* **What you have to do**
Keep every line in which "ylabel" occurs and drop the rest of the data.

>>>>

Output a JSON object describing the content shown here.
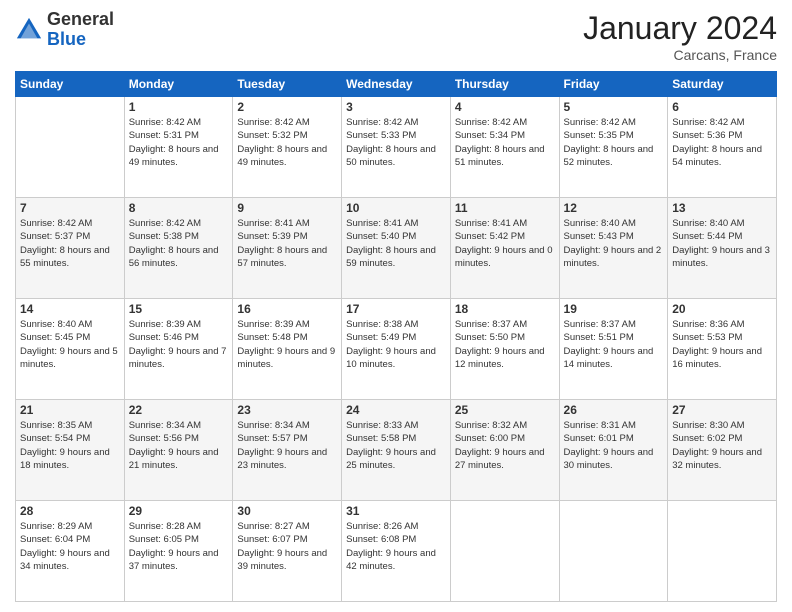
{
  "header": {
    "logo_line1": "General",
    "logo_line2": "Blue",
    "month": "January 2024",
    "location": "Carcans, France"
  },
  "weekdays": [
    "Sunday",
    "Monday",
    "Tuesday",
    "Wednesday",
    "Thursday",
    "Friday",
    "Saturday"
  ],
  "weeks": [
    [
      {
        "day": "",
        "sunrise": "",
        "sunset": "",
        "daylight": ""
      },
      {
        "day": "1",
        "sunrise": "Sunrise: 8:42 AM",
        "sunset": "Sunset: 5:31 PM",
        "daylight": "Daylight: 8 hours and 49 minutes."
      },
      {
        "day": "2",
        "sunrise": "Sunrise: 8:42 AM",
        "sunset": "Sunset: 5:32 PM",
        "daylight": "Daylight: 8 hours and 49 minutes."
      },
      {
        "day": "3",
        "sunrise": "Sunrise: 8:42 AM",
        "sunset": "Sunset: 5:33 PM",
        "daylight": "Daylight: 8 hours and 50 minutes."
      },
      {
        "day": "4",
        "sunrise": "Sunrise: 8:42 AM",
        "sunset": "Sunset: 5:34 PM",
        "daylight": "Daylight: 8 hours and 51 minutes."
      },
      {
        "day": "5",
        "sunrise": "Sunrise: 8:42 AM",
        "sunset": "Sunset: 5:35 PM",
        "daylight": "Daylight: 8 hours and 52 minutes."
      },
      {
        "day": "6",
        "sunrise": "Sunrise: 8:42 AM",
        "sunset": "Sunset: 5:36 PM",
        "daylight": "Daylight: 8 hours and 54 minutes."
      }
    ],
    [
      {
        "day": "7",
        "sunrise": "Sunrise: 8:42 AM",
        "sunset": "Sunset: 5:37 PM",
        "daylight": "Daylight: 8 hours and 55 minutes."
      },
      {
        "day": "8",
        "sunrise": "Sunrise: 8:42 AM",
        "sunset": "Sunset: 5:38 PM",
        "daylight": "Daylight: 8 hours and 56 minutes."
      },
      {
        "day": "9",
        "sunrise": "Sunrise: 8:41 AM",
        "sunset": "Sunset: 5:39 PM",
        "daylight": "Daylight: 8 hours and 57 minutes."
      },
      {
        "day": "10",
        "sunrise": "Sunrise: 8:41 AM",
        "sunset": "Sunset: 5:40 PM",
        "daylight": "Daylight: 8 hours and 59 minutes."
      },
      {
        "day": "11",
        "sunrise": "Sunrise: 8:41 AM",
        "sunset": "Sunset: 5:42 PM",
        "daylight": "Daylight: 9 hours and 0 minutes."
      },
      {
        "day": "12",
        "sunrise": "Sunrise: 8:40 AM",
        "sunset": "Sunset: 5:43 PM",
        "daylight": "Daylight: 9 hours and 2 minutes."
      },
      {
        "day": "13",
        "sunrise": "Sunrise: 8:40 AM",
        "sunset": "Sunset: 5:44 PM",
        "daylight": "Daylight: 9 hours and 3 minutes."
      }
    ],
    [
      {
        "day": "14",
        "sunrise": "Sunrise: 8:40 AM",
        "sunset": "Sunset: 5:45 PM",
        "daylight": "Daylight: 9 hours and 5 minutes."
      },
      {
        "day": "15",
        "sunrise": "Sunrise: 8:39 AM",
        "sunset": "Sunset: 5:46 PM",
        "daylight": "Daylight: 9 hours and 7 minutes."
      },
      {
        "day": "16",
        "sunrise": "Sunrise: 8:39 AM",
        "sunset": "Sunset: 5:48 PM",
        "daylight": "Daylight: 9 hours and 9 minutes."
      },
      {
        "day": "17",
        "sunrise": "Sunrise: 8:38 AM",
        "sunset": "Sunset: 5:49 PM",
        "daylight": "Daylight: 9 hours and 10 minutes."
      },
      {
        "day": "18",
        "sunrise": "Sunrise: 8:37 AM",
        "sunset": "Sunset: 5:50 PM",
        "daylight": "Daylight: 9 hours and 12 minutes."
      },
      {
        "day": "19",
        "sunrise": "Sunrise: 8:37 AM",
        "sunset": "Sunset: 5:51 PM",
        "daylight": "Daylight: 9 hours and 14 minutes."
      },
      {
        "day": "20",
        "sunrise": "Sunrise: 8:36 AM",
        "sunset": "Sunset: 5:53 PM",
        "daylight": "Daylight: 9 hours and 16 minutes."
      }
    ],
    [
      {
        "day": "21",
        "sunrise": "Sunrise: 8:35 AM",
        "sunset": "Sunset: 5:54 PM",
        "daylight": "Daylight: 9 hours and 18 minutes."
      },
      {
        "day": "22",
        "sunrise": "Sunrise: 8:34 AM",
        "sunset": "Sunset: 5:56 PM",
        "daylight": "Daylight: 9 hours and 21 minutes."
      },
      {
        "day": "23",
        "sunrise": "Sunrise: 8:34 AM",
        "sunset": "Sunset: 5:57 PM",
        "daylight": "Daylight: 9 hours and 23 minutes."
      },
      {
        "day": "24",
        "sunrise": "Sunrise: 8:33 AM",
        "sunset": "Sunset: 5:58 PM",
        "daylight": "Daylight: 9 hours and 25 minutes."
      },
      {
        "day": "25",
        "sunrise": "Sunrise: 8:32 AM",
        "sunset": "Sunset: 6:00 PM",
        "daylight": "Daylight: 9 hours and 27 minutes."
      },
      {
        "day": "26",
        "sunrise": "Sunrise: 8:31 AM",
        "sunset": "Sunset: 6:01 PM",
        "daylight": "Daylight: 9 hours and 30 minutes."
      },
      {
        "day": "27",
        "sunrise": "Sunrise: 8:30 AM",
        "sunset": "Sunset: 6:02 PM",
        "daylight": "Daylight: 9 hours and 32 minutes."
      }
    ],
    [
      {
        "day": "28",
        "sunrise": "Sunrise: 8:29 AM",
        "sunset": "Sunset: 6:04 PM",
        "daylight": "Daylight: 9 hours and 34 minutes."
      },
      {
        "day": "29",
        "sunrise": "Sunrise: 8:28 AM",
        "sunset": "Sunset: 6:05 PM",
        "daylight": "Daylight: 9 hours and 37 minutes."
      },
      {
        "day": "30",
        "sunrise": "Sunrise: 8:27 AM",
        "sunset": "Sunset: 6:07 PM",
        "daylight": "Daylight: 9 hours and 39 minutes."
      },
      {
        "day": "31",
        "sunrise": "Sunrise: 8:26 AM",
        "sunset": "Sunset: 6:08 PM",
        "daylight": "Daylight: 9 hours and 42 minutes."
      },
      {
        "day": "",
        "sunrise": "",
        "sunset": "",
        "daylight": ""
      },
      {
        "day": "",
        "sunrise": "",
        "sunset": "",
        "daylight": ""
      },
      {
        "day": "",
        "sunrise": "",
        "sunset": "",
        "daylight": ""
      }
    ]
  ]
}
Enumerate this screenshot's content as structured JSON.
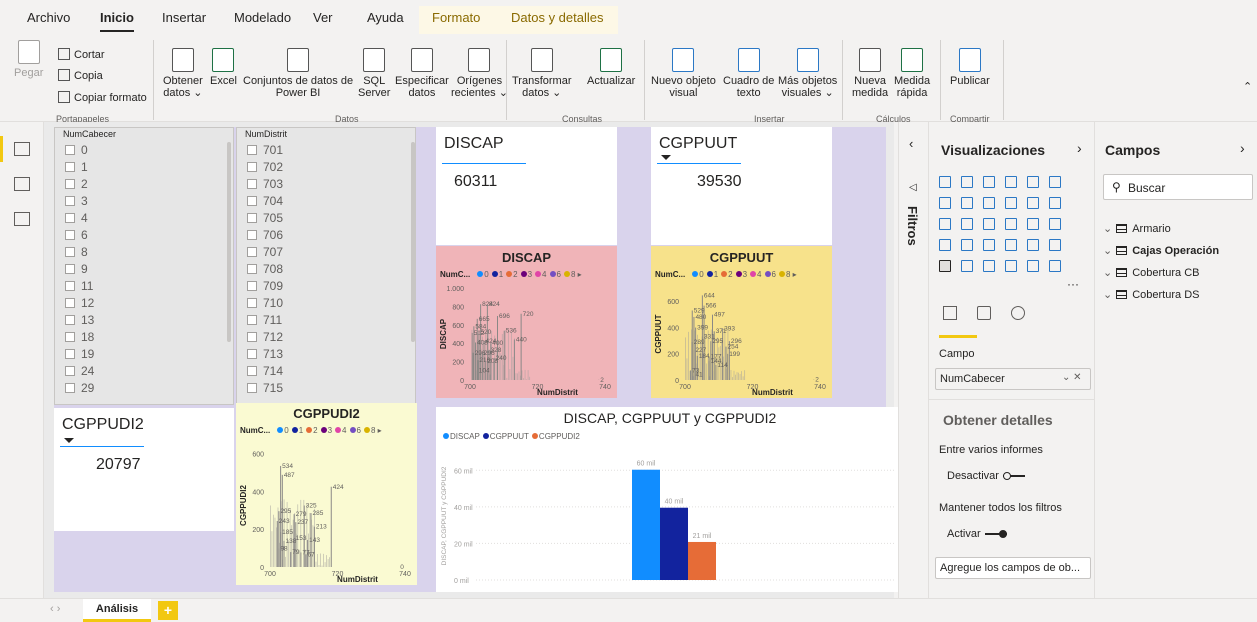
{
  "menu": {
    "tabs": [
      "Archivo",
      "Inicio",
      "Insertar",
      "Modelado",
      "Ver",
      "Ayuda",
      "Formato",
      "Datos y detalles"
    ],
    "active": "Inicio"
  },
  "ribbon": {
    "paste": "Pegar",
    "cut": "Cortar",
    "copy": "Copia",
    "copy_format": "Copiar formato",
    "g_clipboard": "Portapapeles",
    "get_data": "Obtener\ndatos ⌄",
    "excel": "Excel",
    "datasets": "Conjuntos de datos de\nPower BI",
    "sql": "SQL\nServer",
    "enter_data": "Especificar\ndatos",
    "recent": "Orígenes\nrecientes ⌄",
    "g_data": "Datos",
    "transform": "Transformar\ndatos ⌄",
    "refresh": "Actualizar",
    "g_queries": "Consultas",
    "new_visual": "Nuevo objeto\nvisual",
    "textbox": "Cuadro de\ntexto",
    "more_visuals": "Más objetos\nvisuales ⌄",
    "g_insert": "Insertar",
    "new_measure": "Nueva\nmedida",
    "quick_measure": "Medida\nrápida",
    "g_calc": "Cálculos",
    "publish": "Publicar",
    "g_share": "Compartir"
  },
  "slicer1": {
    "title": "NumCabecer",
    "items": [
      "0",
      "1",
      "2",
      "3",
      "4",
      "6",
      "8",
      "9",
      "11",
      "12",
      "13",
      "18",
      "19",
      "24",
      "29"
    ]
  },
  "slicer2": {
    "title": "NumDistrit",
    "items": [
      "701",
      "702",
      "703",
      "704",
      "705",
      "706",
      "707",
      "708",
      "709",
      "710",
      "711",
      "712",
      "713",
      "714",
      "715"
    ]
  },
  "cards": [
    {
      "title": "DISCAP",
      "value": "60311"
    },
    {
      "title": "CGPPUUT",
      "value": "39530"
    },
    {
      "title": "CGPPUDI2",
      "value": "20797"
    }
  ],
  "colors": {
    "discap": "#118dff",
    "cgppuut": "#12239e",
    "cgppudi2": "#e66c37",
    "pink": "#f0b4b8",
    "yellow": "#f7e28b",
    "lightyellow": "#fafad2",
    "accent": "#f2c811"
  },
  "legend": {
    "field": "NumC...",
    "entries": [
      "0",
      "1",
      "2",
      "3",
      "4",
      "6",
      "8"
    ],
    "colors": [
      "#118dff",
      "#12239e",
      "#e66c37",
      "#6b007b",
      "#e044a7",
      "#744ec2",
      "#d9b300"
    ]
  },
  "chart_data": [
    {
      "type": "bar",
      "title": "DISCAP",
      "xlabel": "NumDistrit",
      "ylabel": "DISCAP",
      "ylim": [
        0,
        1000
      ],
      "xlim": [
        700,
        740
      ],
      "yticks": [
        "0",
        "200",
        "400",
        "600",
        "800",
        "1.000"
      ],
      "xticks": [
        "700",
        "720",
        "740"
      ],
      "labels": [
        "824",
        "824",
        "696",
        "720",
        "665",
        "584",
        "536",
        "440",
        "512",
        "520",
        "408",
        "424",
        "400",
        "296",
        "296",
        "328",
        "216",
        "208",
        "240",
        "104",
        "2"
      ],
      "x": [
        703,
        705,
        708,
        715,
        702,
        701,
        710,
        713,
        700.5,
        702.5,
        701.5,
        704,
        706,
        700.8,
        703.5,
        705.5,
        702.2,
        704.5,
        707,
        702,
        738
      ],
      "values": [
        824,
        824,
        696,
        720,
        665,
        584,
        536,
        440,
        512,
        520,
        408,
        424,
        400,
        296,
        296,
        328,
        216,
        208,
        240,
        104,
        2
      ]
    },
    {
      "type": "bar",
      "title": "CGPPUUT",
      "xlabel": "NumDistrit",
      "ylabel": "CGPPUUT",
      "ylim": [
        0,
        700
      ],
      "xlim": [
        700,
        740
      ],
      "yticks": [
        "0",
        "200",
        "400",
        "600"
      ],
      "xticks": [
        "700",
        "720",
        "740"
      ],
      "labels": [
        "644",
        "566",
        "529",
        "480",
        "497",
        "399",
        "371",
        "393",
        "331",
        "295",
        "296",
        "289",
        "254",
        "199",
        "227",
        "177",
        "184",
        "144",
        "114",
        "73",
        "41",
        "2"
      ],
      "x": [
        705,
        705.5,
        702,
        702.5,
        708,
        703,
        708.5,
        711,
        705,
        707.5,
        713,
        702,
        712,
        712.5,
        702.5,
        707,
        703.5,
        707,
        709,
        701.5,
        702.5,
        738
      ],
      "values": [
        644,
        566,
        529,
        480,
        497,
        399,
        371,
        393,
        331,
        295,
        296,
        289,
        254,
        199,
        227,
        177,
        184,
        144,
        114,
        73,
        41,
        2
      ]
    },
    {
      "type": "bar",
      "title": "CGPPUDI2",
      "xlabel": "NumDistrit",
      "ylabel": "CGPPUDI2",
      "ylim": [
        0,
        650
      ],
      "xlim": [
        700,
        740
      ],
      "yticks": [
        "0",
        "200",
        "400",
        "600"
      ],
      "xticks": [
        "700",
        "720",
        "740"
      ],
      "labels": [
        "534",
        "487",
        "424",
        "325",
        "295",
        "279",
        "285",
        "243",
        "237",
        "213",
        "185",
        "153",
        "143",
        "138",
        "98",
        "79",
        "77",
        "67",
        "0"
      ],
      "x": [
        703,
        703.5,
        718,
        710,
        702.5,
        707,
        712,
        702,
        707.5,
        713,
        703,
        707,
        711,
        704,
        702.5,
        706,
        709,
        710.5,
        738
      ],
      "values": [
        534,
        487,
        424,
        325,
        295,
        279,
        285,
        243,
        237,
        213,
        185,
        153,
        143,
        138,
        98,
        79,
        77,
        67,
        0
      ]
    },
    {
      "type": "bar",
      "title": "DISCAP, CGPPUUT y CGPPUDI2",
      "ylabel": "DISCAP, CGPPUUT y CGPPUDI2",
      "ylim": [
        0,
        70
      ],
      "yticks": [
        "0 mil",
        "20 mil",
        "40 mil",
        "60 mil"
      ],
      "series": [
        {
          "name": "DISCAP",
          "values": [
            60311
          ],
          "label": "60 mil"
        },
        {
          "name": "CGPPUUT",
          "values": [
            39530
          ],
          "label": "40 mil"
        },
        {
          "name": "CGPPUDI2",
          "values": [
            20797
          ],
          "label": "21 mil"
        }
      ]
    }
  ],
  "filters": {
    "label": "Filtros"
  },
  "viz": {
    "title": "Visualizaciones",
    "campo": "Campo",
    "field_value": "NumCabecer",
    "details": "Obtener detalles",
    "cross_report": "Entre varios informes",
    "off": "Desactivar",
    "keep_filters": "Mantener todos los filtros",
    "on": "Activar",
    "add_fields": "Agregue los campos de ob...",
    "more": "···"
  },
  "fields": {
    "title": "Campos",
    "search": "Buscar",
    "tables": [
      "Armario",
      "Cajas Operación",
      "Cobertura CB",
      "Cobertura DS"
    ]
  },
  "bottom": {
    "page_tab": "Análisis",
    "add": "+"
  }
}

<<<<

* **Answer section**
      "ylabel": "DISCAP",
      "ylabel": "CGPPUUT",
      "ylabel": "CGPPUDI2",
      "ylabel": "DISCAP, CGPPUUT y CGPPUDI2",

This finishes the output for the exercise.